According to Wootton, "The evidence of the harmful effects of the production, sale and use of marijuana in Colorado and other states is mounting daily. The President has both the moral and Constitutional obligation to stop this failed experiment by enforcing federal laws which prohibit the legalization of pot."

David Thompson, the Managing Partner of Cooper & Kirk PLLC and legal counsel to the Safe Streets Alliance, agrees with the Attorneys General of Oklahoma and Nebraska position that "For decades federal law has prohibited the production, sale, and possession of marijuana, and the United States has a treaty with most of the world's other nations that requires it to keep marijuana illegal." According to Thompson, "Despite marijuana's long-settled status under federal law, which in this instance takes primacy over state law, Colorado and several other states in recent years have attempted to legalize the drug and even set up complex regulatory regimes promoting its distribution. Notwithstanding the invocation of states' rights, the actions of the state of Colorado and others following its lead do not have a legal leg to stand on."
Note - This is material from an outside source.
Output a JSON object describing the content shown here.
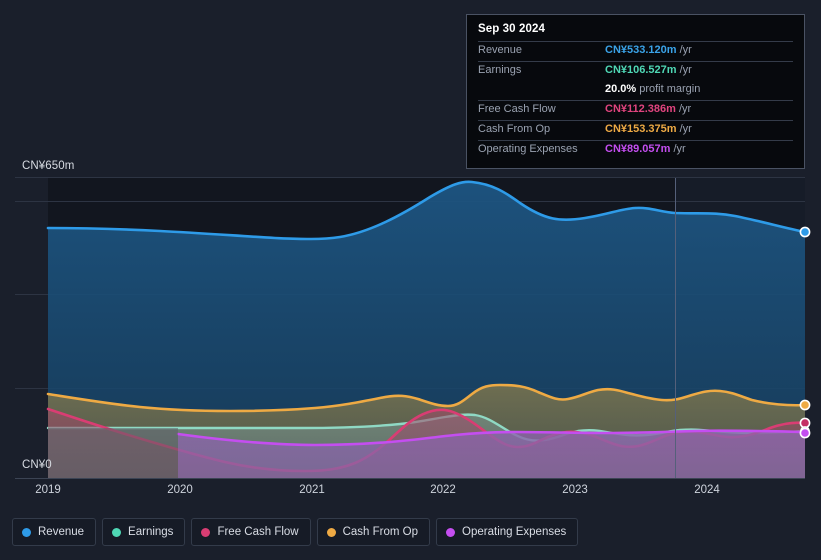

Thompson further points out that "The U.S. Constitution makes federal law 'the supreme law of the land,' thus giving the federal government the power and obligation to continue to enforce federal drug laws even when a state's laws say something to the contrary. In 2009, when the Obama Administration announced that it would not enforce the federal marijuana laws in states that purported to legalize the drug, a multi-billion dollar commercial marijuana industry sprung up almost overnight in Colorado and elsewhere."

Safe Streets Alliance Chairman Wootton adds: "The evidence is in that after five years of federal non-enforcement, the inevitable result has been easy youth access to marijuana, the deterioration of neighborhoods where the marijuana industry openly operates, and the rise of the drug culture everywhere."

Study after study supports that conclusion and documents the negative impact of pot use and attempts to make it legal. These reports have headlines like: Repeated pot use linked to lower IQ; Marijuana studies show regular use is bad for teen brains; New report says that pot-impaired driving fatalities up 100% in five years; andStudy shows that zoning regulations may push marijuana dispensaries into low income, minority areas in Denver.

One study by the Heritage Foundation highlighted seven instances in which marijuana legalization, even during its period of so-called "medical uses," has harmed Colorado:

The majority of DUI drug arrests involve marijuana and 25 to 40 percent were for marijuana alone.

In 2012, 10.47 percent of Colorado youth ages 12 to 17 were considered current marijuana users compared to 7.55 percent nationally. Colorado ranked fourth in the nation, and was 39 percent higher than the national average.

Drug-related student suspensions/expulsions increased 32 percent from school years 2008-09 through 2012-13, and the vast majority were for marijuana violations.

In 2012, 26.81 percent of college age students were considered current marijuana users compared to 18.89 percent nationally, which ranks Colorado third in the nation and 42 percent above the national average.

In 2013, 48.4 percent of Denver adult arrestees tested positive for marijuana, which is a 16 percent increase from 2008.

From 2011 through 2013 there was a 57 percent increase in marijuana-related emergency room visits.

Hospitalizations related to marijuana have increased 82 percent since 2008.

The Safe Streets Alliance further urges all Americans to go to to tell their stories about how Colorado's attempt to legalize pot has impacted their lives, loved ones or property and to sign the Safe Streets "Petition Urging President Obama and Attorney General Holder to Enforce Federal Drug Laws."

Contact: Brian Barnes Cooper & Kirk, PLLC (202) 220-9623

Safe Streets Alliance is a non-partisan, tax-exempt organization created in 1992 to reduce violent crime in America.